“That’s what we intended. Mother tried to tell me you were too busy to be bothered with bicycle riding, but I swore not to listen to her and called on you anyway,” Camille had said.
“Your mother is always too serious,” Evelyn said, rolling her eyes skyward. “We all know that.”
“I don’t believe she was ever young,” Camille had said, making us giggle.
I was still giggling as I hurried from the parlor, determined to rush up the stairs and change as quickly as possible into my riding bloomers when I’d run straight into Father.
The breath had been knocked out of me with an oof, and my eyes had teared.
“Emily, why ever would you be bolting from the parlor in such an uncivilized manner?” Father had seemed a storm cloud in the making.
“E-excuse me, Father,” I’d stuttered. “Camille Elcott and Evelyn Field have called on me and asked that I bike to the lake with them for luncheon. I was hurrying to change my clothes.”
“Bicycling is excellent for the heart. It creates a strong constitution, though I do not approve of young people biking together with no adult supervision.”

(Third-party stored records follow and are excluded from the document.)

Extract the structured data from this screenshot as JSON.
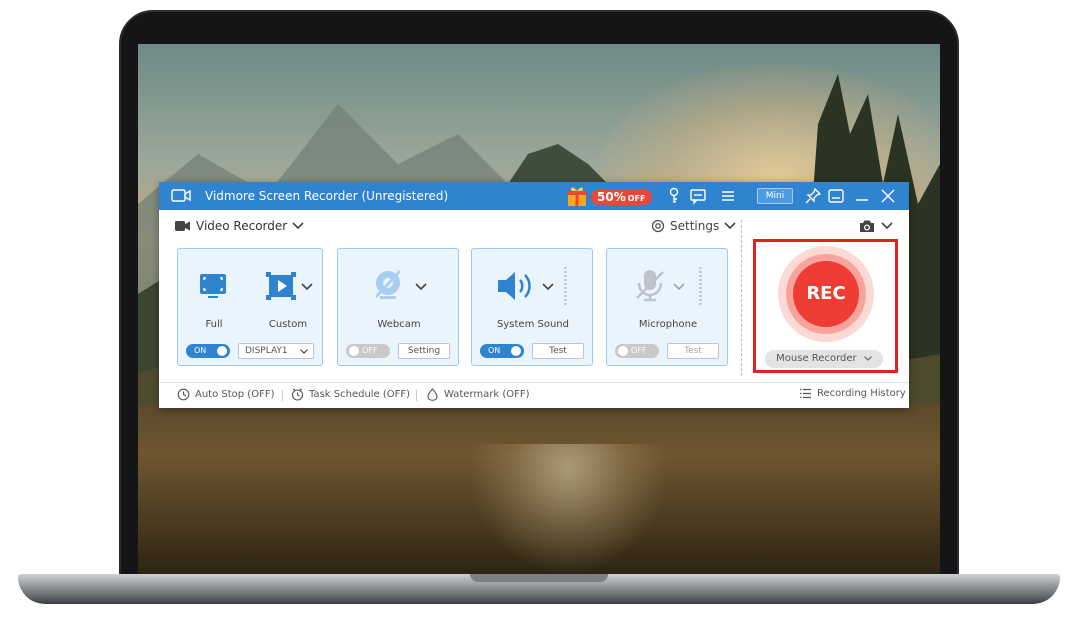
{
  "window": {
    "title": "Vidmore Screen Recorder (Unregistered)",
    "promo": {
      "percent": "50%",
      "suffix": "OFF",
      "color": "#e8473a"
    },
    "mini_label": "Mini",
    "titlebar_color": "#2f83cf"
  },
  "mode": {
    "label": "Video Recorder",
    "settings_label": "Settings"
  },
  "display": {
    "full_label": "Full",
    "custom_label": "Custom",
    "toggle": "ON",
    "display_select": "DISPLAY1"
  },
  "webcam": {
    "label": "Webcam",
    "toggle": "OFF",
    "setting_label": "Setting"
  },
  "system_sound": {
    "label": "System Sound",
    "toggle": "ON",
    "test_label": "Test"
  },
  "microphone": {
    "label": "Microphone",
    "toggle": "OFF",
    "test_label": "Test"
  },
  "record": {
    "rec_label": "REC",
    "mouse_recorder_label": "Mouse Recorder",
    "accent": "#ee3b33"
  },
  "footer": {
    "auto_stop": "Auto Stop (OFF)",
    "task_schedule": "Task Schedule (OFF)",
    "watermark": "Watermark (OFF)",
    "history": "Recording History"
  }
}
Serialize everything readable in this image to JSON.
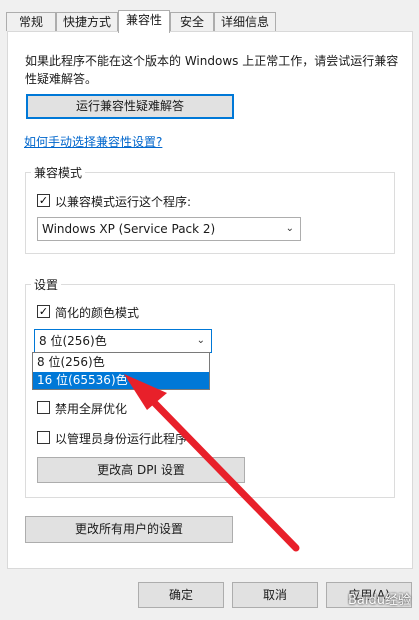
{
  "tabs": [
    {
      "label": "常规"
    },
    {
      "label": "快捷方式"
    },
    {
      "label": "兼容性"
    },
    {
      "label": "安全"
    },
    {
      "label": "详细信息"
    }
  ],
  "intro_text": "如果此程序不能在这个版本的 Windows 上正常工作，请尝试运行兼容性疑难解答。",
  "troubleshooter_button": "运行兼容性疑难解答",
  "manual_link": "如何手动选择兼容性设置?",
  "compat_mode": {
    "legend": "兼容模式",
    "checkbox_label": "以兼容模式运行这个程序:",
    "checked": true,
    "selected_os": "Windows XP (Service Pack 2)"
  },
  "settings": {
    "legend": "设置",
    "reduced_color_label": "简化的颜色模式",
    "reduced_color_checked": true,
    "color_selected": "8 位(256)色",
    "color_options": [
      "8 位(256)色",
      "16 位(65536)色"
    ],
    "highlighted_option": "16 位(65536)色",
    "disable_fullscreen_label": "禁用全屏优化",
    "disable_fullscreen_checked": false,
    "run_as_admin_label": "以管理员身份运行此程序",
    "run_as_admin_checked": false,
    "dpi_button": "更改高 DPI 设置"
  },
  "all_users_button": "更改所有用户的设置",
  "footer": {
    "ok": "确定",
    "cancel": "取消",
    "apply": "应用(A)"
  },
  "watermark": "Baidu经验",
  "check_mark": "✓",
  "chevron": "⌄",
  "annotation_color": "#e8202a"
}
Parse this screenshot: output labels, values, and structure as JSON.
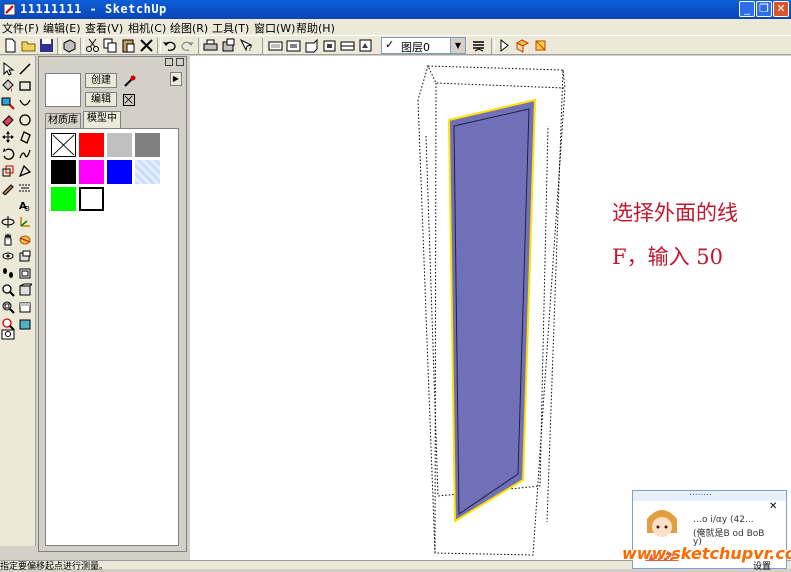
{
  "window": {
    "title": "11111111 - SketchUp",
    "minimize": "_",
    "restore": "❐",
    "close": "✕"
  },
  "menu": [
    "文件(F)",
    "编辑(E)",
    "查看(V)",
    "相机(C)",
    "绘图(R)",
    "工具(T)",
    "窗口(W)",
    "帮助(H)"
  ],
  "toolbar": {
    "layer_check": "✓",
    "layer_value": "图层0",
    "layer_arrow": "▼"
  },
  "materials": {
    "create_label": "创建",
    "edit_label": "编辑",
    "expand_arrow": "▶",
    "tabs": [
      "材质库",
      "模型中"
    ],
    "active_tab": "模型中",
    "swatches": [
      {
        "name": "default",
        "color": "#ffffff"
      },
      {
        "name": "red",
        "color": "#ff0000"
      },
      {
        "name": "light-gray",
        "color": "#c0c0c0"
      },
      {
        "name": "gray",
        "color": "#808080"
      },
      {
        "name": "black",
        "color": "#000000"
      },
      {
        "name": "magenta",
        "color": "#ff00ff"
      },
      {
        "name": "blue",
        "color": "#0000ff"
      },
      {
        "name": "light-blue",
        "color": "#c8dcff"
      },
      {
        "name": "green",
        "color": "#00ff00"
      },
      {
        "name": "white",
        "color": "#ffffff"
      }
    ]
  },
  "viewport": {
    "annotation_line1": "选择外面的线",
    "annotation_line2": "F，输入 50",
    "face_color": "#7070b8",
    "selection_color": "#ffe000"
  },
  "status": {
    "text": "指定要偏移起点进行测量。"
  },
  "popup": {
    "dots": "........",
    "close": "✕",
    "line1": "…o i/αy (42...",
    "line2": "(俺就是B od BoB",
    "line3": "y)",
    "settings": "设置"
  },
  "watermark": "www.sketchupvr.com"
}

I hadn’t noticed the tall woman standing across the foyer from Father until she’d spoken. She’d taken me by surprise, and I’d stood there, speechless, staring at her. In her deep blue dress and her peacock-plumed hat, she’d made quite an imposing figure, though one I had not recognized, and I’d wanted to say that I did not approve of old women wearing wildly plumed hats, but of course I’d held my tongue.
“Emily, do you not remember Mrs. Armour? She is chairwoman of the General Federation of Women’s Club,” Father had prompted me.
“Oh, yes. Mrs. Armour, I apologize for not recognizing you.” I had recognized her name, now that Father had spoken it, but I could not remember the woman herself. “And—and I also apologize for rushing out,” I’d continued hastily. “I do not mean to be impolite”—I’d turned and made a gesture that took in Evelyn and Camille where they sat in the parlor, watching with obvious curiosity—“but as you can see, my friends are waiting for me. Father, I will ring for Mary to bring tea if you are entertaining Mrs. Armour in your study.”
“You mistake me, Miss Wheiler. It is you, and not your father with whom I wish to visit.”
I’d been confused, and I believe I gaped rather stupidly at the old woman.
Father had not been likewise confused. “Emily, Mrs. Armour has called on you to speak about your inherited place at the GFWC. It was a passion of your mother’s. I expect it to be a passion of yours, as well.”
My confusion cleared as I realized why the name Armour had been familiar. Philip Armour was one of the wealthiest men in Chicago and he kept much of his money in Father’s bank. I’d turned to Mrs. Armour and made myself smile, pitching my voice to be soft and soothing, just as Mother used to sound. “I would be honored to inherit Mother’s place at the GFWC. Perhaps we can set a date for me to come to Market Hall and meet with you about—”